Exercise details
Where does the string "screenshot" occur in the records? Copy each line that holds it.

- - - - -

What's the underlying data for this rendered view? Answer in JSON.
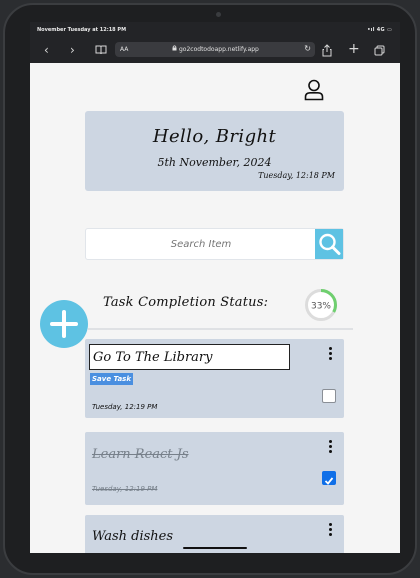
{
  "browser": {
    "status_left": "November Tuesday at 12:18 PM",
    "status_right": "•ıl 4G ▭",
    "aa_label": "AA",
    "url": "go2codtodoapp.netlify.app",
    "icons": [
      "back-icon",
      "forward-icon",
      "book-icon",
      "lock-icon",
      "reload-icon",
      "share-icon",
      "new-tab-icon",
      "tabs-icon"
    ]
  },
  "header": {
    "greeting": "Hello, Bright",
    "date": "5th November, 2024",
    "datetime": "Tuesday, 12:18 PM"
  },
  "search": {
    "placeholder": "Search Item"
  },
  "status": {
    "label": "Task Completion Status:",
    "percent_text": "33%",
    "percent_value": 33
  },
  "tasks": [
    {
      "title": "Go To The Library",
      "time": "Tuesday, 12:19 PM",
      "save_label": "Save Task",
      "editing": true,
      "done": false
    },
    {
      "title": "Learn React Js",
      "time": "Tuesday, 12:19 PM",
      "editing": false,
      "done": true
    },
    {
      "title": "Wash dishes",
      "editing": false,
      "done": false
    }
  ],
  "colors": {
    "accent": "#5ec2e3",
    "card": "#cdd6e2",
    "checkbox_checked": "#0f6fe8",
    "save_button": "#4a8fe0"
  }
}
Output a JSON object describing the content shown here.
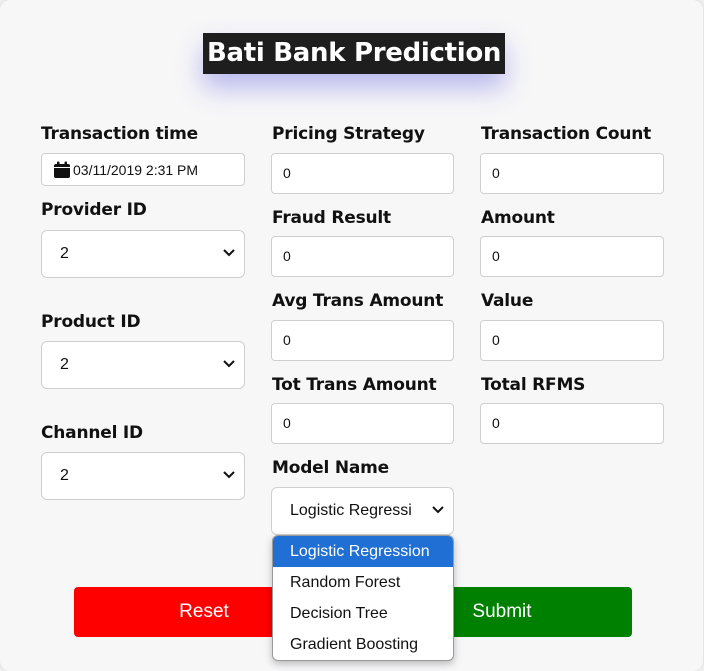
{
  "title": "Bati Bank Prediction",
  "labels": {
    "transaction_time": "Transaction time",
    "pricing_strategy": "Pricing Strategy",
    "transaction_count": "Transaction Count",
    "provider_id": "Provider ID",
    "fraud_result": "Fraud Result",
    "amount": "Amount",
    "avg_trans_amount": "Avg Trans Amount",
    "value": "Value",
    "product_id": "Product ID",
    "tot_trans_amount": "Tot Trans Amount",
    "total_rfms": "Total RFMS",
    "channel_id": "Channel ID",
    "model_name": "Model Name"
  },
  "values": {
    "transaction_time": "03/11/2019 2:31 PM",
    "pricing_strategy": "0",
    "transaction_count": "0",
    "provider_id": "2",
    "fraud_result": "0",
    "amount": "0",
    "avg_trans_amount": "0",
    "value": "0",
    "product_id": "2",
    "tot_trans_amount": "0",
    "total_rfms": "0",
    "channel_id": "2",
    "model_name": "Logistic Regressi"
  },
  "model_options": [
    "Logistic Regression",
    "Random Forest",
    "Decision Tree",
    "Gradient Boosting"
  ],
  "buttons": {
    "reset": "Reset",
    "submit": "Submit"
  },
  "colors": {
    "reset": "#ff0000",
    "submit": "#008000",
    "selected_option": "#1f6fd4",
    "title_bg": "#1e1e1e"
  },
  "icons": {
    "calendar": "calendar-icon",
    "chevron": "chevron-down-icon"
  }
}
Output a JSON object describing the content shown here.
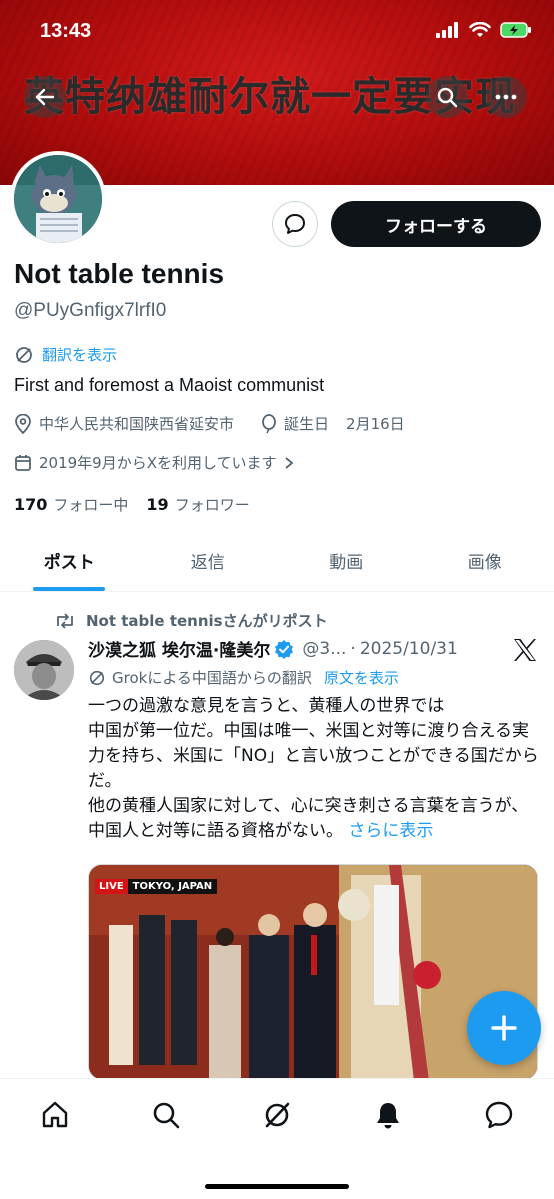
{
  "status_bar": {
    "time": "13:43"
  },
  "banner": {
    "text": "英特纳雄耐尔就一定要实现"
  },
  "profile": {
    "display_name": "Not table tennis",
    "handle": "@PUyGnfigx7lrfI0",
    "translate_label": "翻訳を表示",
    "bio": "First and foremost a Maoist communist",
    "location": "中华人民共和国陕西省延安市",
    "birthday_label": "誕生日",
    "birthday": "2月16日",
    "joined": "2019年9月からXを利用しています",
    "following_count": "170",
    "following_label": "フォロー中",
    "followers_count": "19",
    "followers_label": "フォロワー",
    "follow_button": "フォローする"
  },
  "tabs": [
    {
      "label": "ポスト",
      "active": true
    },
    {
      "label": "返信",
      "active": false
    },
    {
      "label": "動画",
      "active": false
    },
    {
      "label": "画像",
      "active": false
    }
  ],
  "post": {
    "repost_label": "Not table tennisさんがリポスト",
    "author": "沙漠之狐 埃尔温·隆美尔",
    "handle_trunc": "@3...",
    "separator": "·",
    "date": "2025/10/31",
    "grok_label": "Grokによる中国語からの翻訳",
    "original_link": "原文を表示",
    "body_line1": "一つの過激な意見を言うと、黄種人の世界では\n中国が第一位だ。中国は唯一、米国と対等に渡り合える実力を持ち、米国に「NO」と言い放つことができる国だからだ。",
    "body_line2": "他の黄種人国家に対して、心に突き刺さる言葉を言うが、中国人と対等に語る資格がない。",
    "show_more": "さらに表示",
    "media_live": "LIVE",
    "media_location": "TOKYO, JAPAN"
  },
  "colors": {
    "accent": "#1d9bf0",
    "text": "#0f1419",
    "secondary": "#536471",
    "banner": "#b20d0d"
  },
  "icons": {
    "back": "arrow-left-icon",
    "search": "search-icon",
    "more": "more-icon",
    "message": "message-icon",
    "translate": "translate-icon",
    "location": "location-icon",
    "birthday": "balloon-icon",
    "calendar": "calendar-icon",
    "repost": "repost-icon",
    "verified": "verified-icon",
    "x": "x-logo-icon",
    "compose": "plus-icon",
    "nav": [
      "home-icon",
      "search-icon",
      "grok-icon",
      "notifications-icon",
      "messages-icon"
    ]
  }
}
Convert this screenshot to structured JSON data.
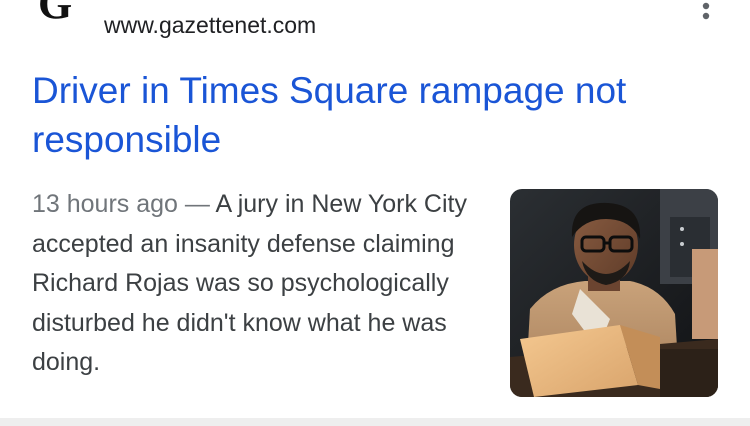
{
  "result": {
    "favicon_letter": "G",
    "source_url": "www.gazettenet.com",
    "more_icon": "more-vert-icon",
    "headline": "Driver in Times Square rampage not responsible",
    "age": "13 hours ago",
    "separator": "—",
    "snippet": "A jury in New York City accepted an insanity defense claiming Richard Rojas was so psychologically disturbed he didn't know what he was doing.",
    "thumbnail": "news-photo"
  },
  "colors": {
    "headline": "#1a55d6",
    "url": "#202124",
    "snippet": "#3c4043",
    "meta": "#70757a",
    "divider": "#eeeeee"
  }
}
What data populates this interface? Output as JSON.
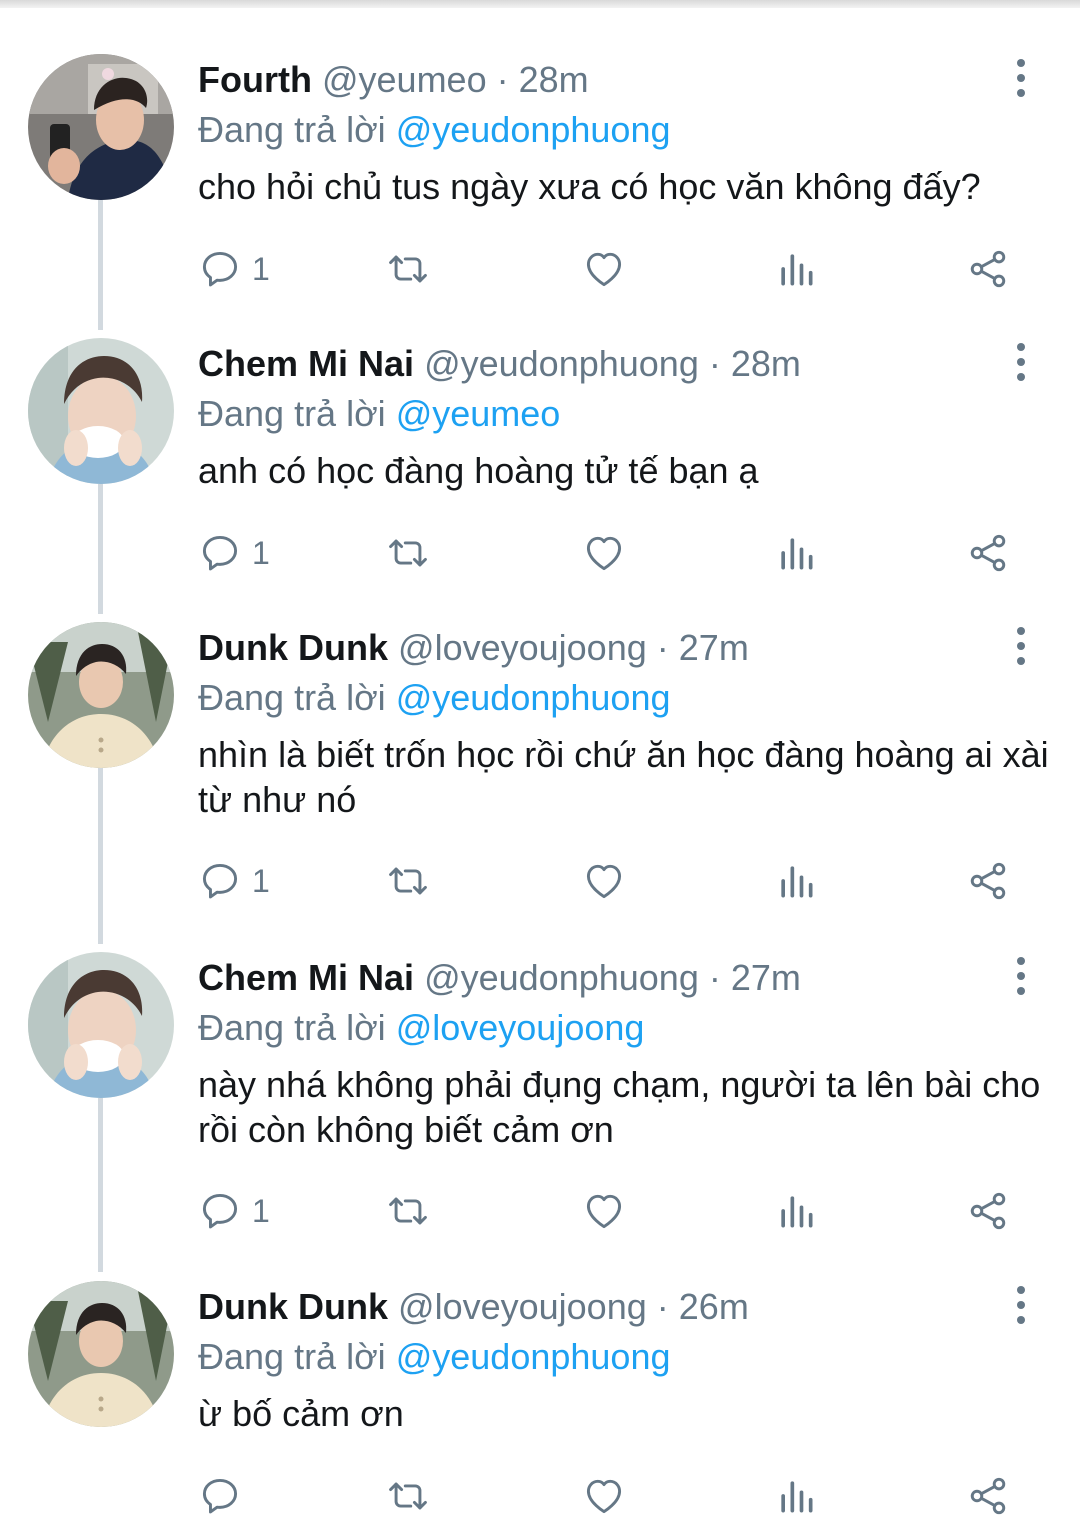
{
  "replying_label": "Đang trả lời",
  "separator": "·",
  "colors": {
    "accent": "#1da1f2",
    "muted": "#657786",
    "text": "#14171a",
    "thread_line": "#d2d9df"
  },
  "icons": {
    "reply": "reply-bubble-icon",
    "retweet": "retweet-icon",
    "like": "heart-icon",
    "analytics": "bar-chart-icon",
    "share": "share-icon",
    "more": "vertical-dots-icon"
  },
  "tweets": [
    {
      "name": "Fourth",
      "handle": "@yeumeo",
      "time": "28m",
      "replying_to": "@yeudonphuong",
      "text": "cho hỏi chủ tus ngày xưa có học văn không đấy?",
      "reply_count": "1"
    },
    {
      "name": "Chem Mi Nai",
      "handle": "@yeudonphuong",
      "time": "28m",
      "replying_to": "@yeumeo",
      "text": "anh có học đàng hoàng tử tế bạn ạ",
      "reply_count": "1"
    },
    {
      "name": "Dunk Dunk",
      "handle": "@loveyoujoong",
      "time": "27m",
      "replying_to": "@yeudonphuong",
      "text": "nhìn là biết trốn học rồi chứ ăn học đàng hoàng ai xài từ như nó",
      "reply_count": "1"
    },
    {
      "name": "Chem Mi Nai",
      "handle": "@yeudonphuong",
      "time": "27m",
      "replying_to": "@loveyoujoong",
      "text": "này nhá không phải đụng chạm, người ta lên bài cho rồi còn không biết cảm ơn",
      "reply_count": "1"
    },
    {
      "name": "Dunk Dunk",
      "handle": "@loveyoujoong",
      "time": "26m",
      "replying_to": "@yeudonphuong",
      "text": "ừ bố cảm ơn",
      "reply_count": ""
    }
  ]
}
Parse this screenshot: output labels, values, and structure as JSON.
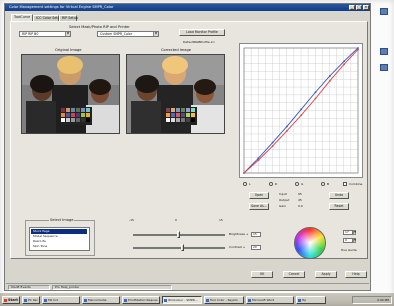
{
  "window": {
    "title": "Color Management settings for Virtual Engine SMPR_Color",
    "minimize": "_",
    "maximize": "□",
    "close": "×"
  },
  "tabs": [
    {
      "label": "ToolCurve"
    },
    {
      "label": "ICC Color Setup"
    },
    {
      "label": "RIP Setup"
    }
  ],
  "source_select": {
    "label": "Select Mask/Photo RIP and Printer",
    "rip_value": "RIP RIP B0",
    "printer_value": "Custom SMPR_Color"
  },
  "load_button": "Load Monitor Profile",
  "profile_caption": "DefaultRGBProfile.icc",
  "original_label": "Original Image",
  "corrected_label": "Corrected Image",
  "curve": {
    "channel_radios": [
      "L",
      "R",
      "G",
      "B"
    ],
    "combine_label": "Combine",
    "open_button": "Open",
    "save_as_button": "Save As...",
    "undo_button": "Undo",
    "reset_button": "Reset",
    "input_label": "Input",
    "input_value": "95",
    "output_label": "Output",
    "output_value": "45",
    "gain_label": "Gain",
    "gain_value": "0.0"
  },
  "select_image": {
    "label": "Select Image",
    "items": [
      "Stock Page",
      "Model Sequence",
      "Real Life",
      "Skin Tone"
    ]
  },
  "sliders": {
    "scale_min": "-15",
    "scale_mid": "0",
    "scale_max": "15",
    "brightness_label": "Brightness +",
    "brightness_value": "15",
    "contrast_label": "Contrast +",
    "contrast_value": "20"
  },
  "color_wheel": {
    "hue_label": "Hue Guide",
    "field1_value": "17",
    "field2_value": "0"
  },
  "buttons": {
    "ok": "OK",
    "cancel": "Cancel",
    "apply": "Apply",
    "help": "Help"
  },
  "statusbar": {
    "left": "Ulsoft Events",
    "right": "Pro Help_printer"
  },
  "taskbar": {
    "start": "Start",
    "items": [
      "PC Rel",
      "Mk Ind",
      "Macromedia",
      "PrintStation Reques",
      "WinColour - SMPR...",
      "Tool Color - Keystn",
      "Microsoft Word",
      "Hp"
    ],
    "clock": "4:30 PM"
  },
  "desktop_icons": [
    "",
    "",
    ""
  ],
  "chart_data": {
    "type": "line",
    "xlim": [
      0,
      255
    ],
    "ylim": [
      0,
      255
    ],
    "grid": true,
    "series": [
      {
        "color": "#3355cc",
        "x": [
          0,
          32,
          64,
          96,
          128,
          160,
          192,
          224,
          255
        ],
        "y": [
          0,
          30,
          62,
          95,
          130,
          165,
          198,
          228,
          255
        ]
      },
      {
        "color": "#e04040",
        "x": [
          0,
          32,
          64,
          96,
          128,
          160,
          192,
          224,
          255
        ],
        "y": [
          0,
          26,
          55,
          86,
          118,
          152,
          188,
          222,
          252
        ]
      }
    ]
  }
}
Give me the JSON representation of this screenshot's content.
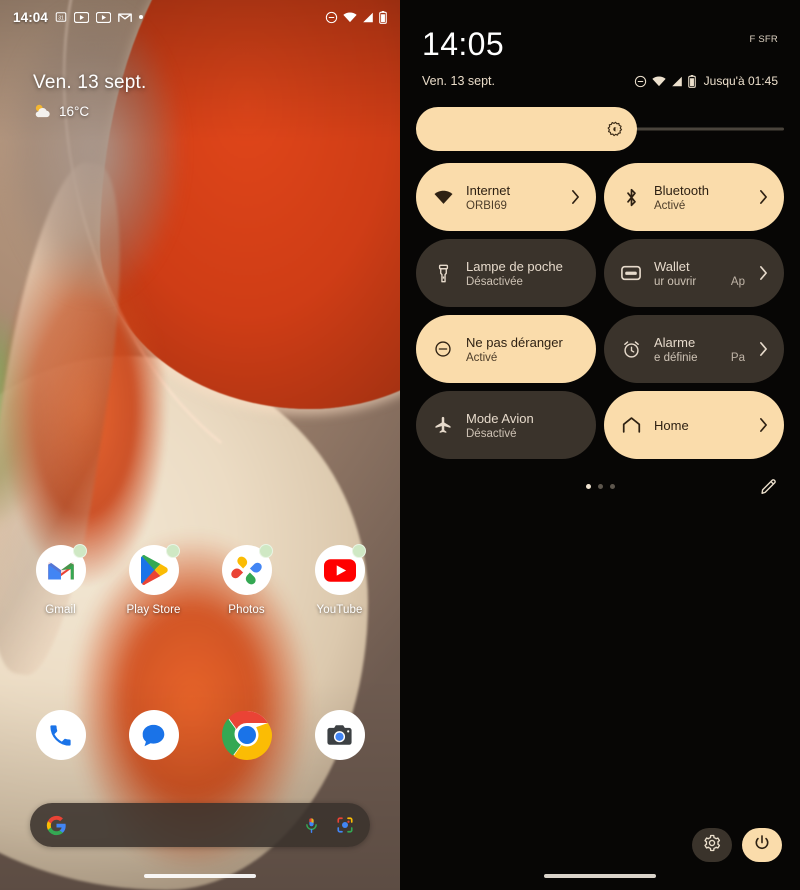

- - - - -

Task output
Convert this screenshot to structured JSON data.
Parse this screenshot: output labels, values, and structure as JSON.
Give me the JSON representation of this screenshot's content.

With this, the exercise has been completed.